Set up a sandbox if you like (cover with a lid to keep it cleaner), but your baby will also enjoy sand play in a large plastic tote or on a small plastic sand table. Playing with sand is a sensory experience that most—although not all—little ones enjoy. Supply kid-size tools your toddler can handle, such as shovels, rakes, and buckets. Toy trucks and animal figures are also perfect for sand play. Just make sure they are not choking hazards.
A place to moveSee Also: Baby Play for Hot, Hot Days
Encourage physical development with toys that help your child move large muscles (arms, legs, and torso). Doll strollers, shopping carts, and kid-size wagons or wheelbarrows are fun for pretend play. They help kids learn to walk and use their arms to push and pull. Soft, large balls help little ones learn to kick, throw, catch, and run. A small store-bought plastic slide gives tots opportunities to climb a ladder—over and over again!
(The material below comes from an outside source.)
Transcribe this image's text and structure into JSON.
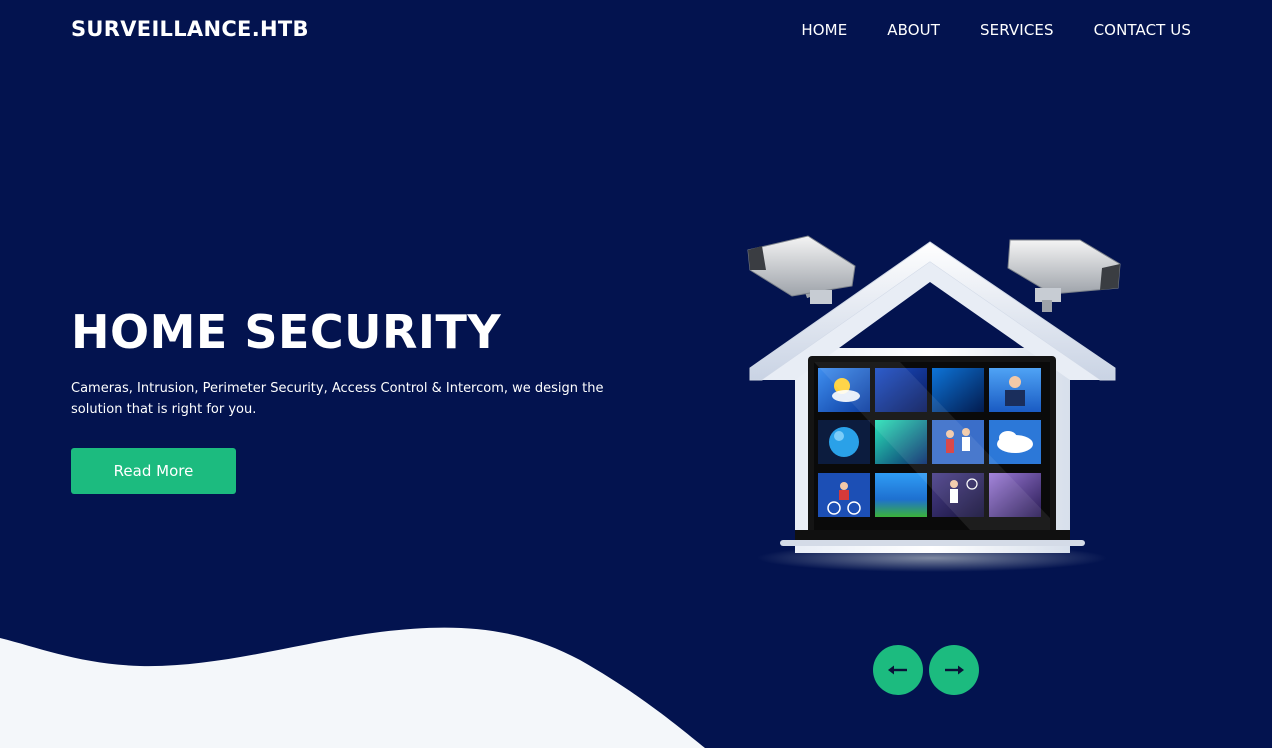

A place to paint
Keep the messiest activities out of the house by bringing them outdoors! A kid-size, washable picnic table makes a great place for messy projects, like planting, painting, and pasting.
You can also sit on pavers, pull up a chair at your patio table, or plop down on the grass; use a large cookie sheet or plastic tray to give your baby a level work surface. Try letting your miniature artist experiment with washable paints, shaving cream, play dough, or squishy foods like gelatin and pudding—it’s a sensory experience. Discuss colors and shapes.
Also essential for outdoor play: Bubbles!
Use a wand to blow bubbles your toddler can chase. Or add a few drops of baby shampoo to your water play bucket and let your little one splash in the foam.